Audain 101: A Guide to the Audain Art Museum
Whistler has always been a popular destination for the adrenaline-junkies: skiers, snowboarders, and mountain bikers. The arts scene in the resort, on the other hand, has not been a big draw. Fortunately for those who love their fresh powder with a strong dose of culture, Whistler became an international art world destination in March 2016, when the 56,000-square foot Audain Art Museum opened its doors to the public.
With over 200 permanent art pieces donated mainly by Michael Audain, a BC property developer, and his wife Yoshiko Karasawa, Whistler residents and visitors now have a world-class museum to enjoy that celebrates the diverse art of BC, the only museum in Canada dedicated to the art of a single province.
A Museum in the Forest
Standing amongst a grove of majestic spruce trees, the museum building alone is well worth a visit. The building is LEED certified (awarded for sustainable building practices) and, amazingly, only one tree was felled during the construction process.
First Nations Art from the Past and Present

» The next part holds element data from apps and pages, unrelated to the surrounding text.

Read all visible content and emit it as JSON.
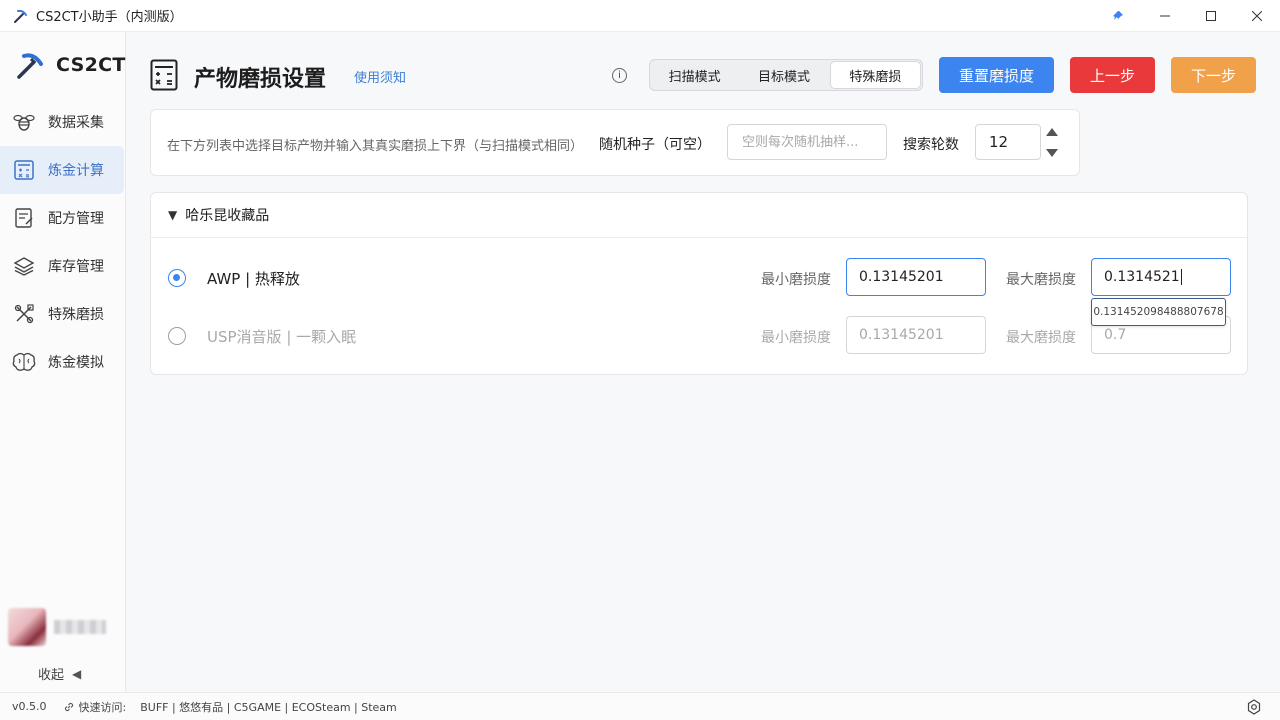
{
  "window": {
    "title": "CS2CT小助手（内测版）",
    "icons": [
      "pickaxe-icon",
      "pin-icon",
      "minimize-icon",
      "maximize-icon",
      "close-icon"
    ]
  },
  "sidebar": {
    "brand": "CS2CT",
    "items": [
      {
        "label": "数据采集",
        "icon": "bee-icon",
        "active": false
      },
      {
        "label": "炼金计算",
        "icon": "calculator-icon",
        "active": true
      },
      {
        "label": "配方管理",
        "icon": "recipe-icon",
        "active": false
      },
      {
        "label": "库存管理",
        "icon": "layers-icon",
        "active": false
      },
      {
        "label": "特殊磨损",
        "icon": "tools-icon",
        "active": false
      },
      {
        "label": "炼金模拟",
        "icon": "brain-icon",
        "active": false
      }
    ],
    "collapse_label": "收起"
  },
  "header": {
    "title": "产物磨损设置",
    "help_link": "使用须知",
    "modes": [
      "扫描模式",
      "目标模式",
      "特殊磨损"
    ],
    "active_mode": "特殊磨损",
    "reset_button": "重置磨损度",
    "prev_button": "上一步",
    "next_button": "下一步"
  },
  "settings": {
    "hint": "在下方列表中选择目标产物并输入其真实磨损上下界（与扫描模式相同）",
    "seed_label": "随机种子（可空）",
    "seed_placeholder": "空则每次随机抽样...",
    "rounds_label": "搜索轮数",
    "rounds_value": "12"
  },
  "collection": {
    "name": "哈乐昆收藏品",
    "min_label": "最小磨损度",
    "max_label": "最大磨损度",
    "items": [
      {
        "name": "AWP | 热释放",
        "selected": true,
        "min": "0.13145201",
        "max": "0.1314521"
      },
      {
        "name": "USP消音版 | 一颗入眠",
        "selected": false,
        "min": "0.13145201",
        "max": "0.7"
      }
    ],
    "suggestion": "0.131452098488807678"
  },
  "statusbar": {
    "version": "v0.5.0",
    "quick_label": "快速访问:",
    "links": "BUFF | 悠悠有品 | C5GAME | ECOSteam | Steam"
  },
  "colors": {
    "accent": "#3c85f0",
    "danger": "#e9393a",
    "warning": "#f2a14b",
    "active_nav_bg": "#e6eef9"
  }
}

The first of the museum’s galleries houses incredible aboriginal masks from local First Nations, including the Haida, Nisga’a and Tlingit. The gallery’s focal point is the massive cedar carving The Dance Screen (The Scream Too) by world-renowned Haida master carver James Hart. The work depicts figures (killer whale, eagle, beaver, frog, humans) in the physical world guarding a portal to the spirit world. Hart was mentored by renowned Haida carvers Bill Reid and Robert Davidson. His work has been shown in the Louvre, and in galleries and private collections around the world.
Extensive Collection of Emily Carr Works
The second gallery is home to 24 important works by renowned BC artist Emily Carr. Carr is considered one of Canada’s preeminent artists and certainly the best-known BC artist of European descent. Some of her best-known works are displayed at the Audain, such as her dark, haunting The Crazy Stair (The Crooked Staircase).
Another BC artist of note whose work is prominently displayed is E.J. Hughes. Hughes was a painter of detailed BC coastal landscapes, and the Audain has many of his works depicting coastal scenes around Vancouver Island. One work features the ship that Michael Audain and his family travelled on when they immigrated from England to Canada. Hughes was a student of renowned Group of Seven artist, Frederick Varley, who also has works displayed here.
Canada’s Best-Known Photoconceptualists
BC has a robust contemporary arts scene and Vancouver’s School of Photoconceptualism is well represented at the Audain, with works by Jeff Wall, Stan Douglas, Ken Lum, and Ian Wallace. Other prominent BC contemporary artists whose work is featured include Ron Terada, Arabella Campbell, and Gathie Falk.
Social Justice Activism Has Informed Audain’s Collection
Michael Audain is best known as a successful housing developer in BC. He founded Polygon Homes, and earned a fortune building and selling condos in Metro Vancouver’s booming housing markets. However, Audain also has an impressive background of social justice and activism. As a student at UBC in the early 1960s, Audain felt compelled to fight alongside hundreds of Americans to end the Jim Crow laws in the American South. He took part in the “Freedom Rides”, the practice of sitting in bus sections designated for African Americans. He was arrested for this, even though the US Constitution had, by then, outlawed segregation.
A strong social conscience has clearly not left Audain, regardless of his success in the business world. Many of the pieces of art that Audain and Karasawa have collected provide social commentary on the charged political landscape of BC.
Art May Inspire, Provoke and Disturb
Audain himself has declared he will be “glad” if artworks at the Museum disturb or provoke visitors, as this means “the artist is communicating” with the viewer. Artworks by contemporary First Nations artist Lawrence Paul Yuxweluptun will do just that. Yuxweluptun has been at the forefront of creating Aboriginal art that provokes debate and discord about the unresolved, ever-changing relationship between BC’s First Nations communities and the province’s colonial history.
The Audain holds weekly walking tours, and new special exhibitions open every several months. Check in advance to see what will be on display when you visit.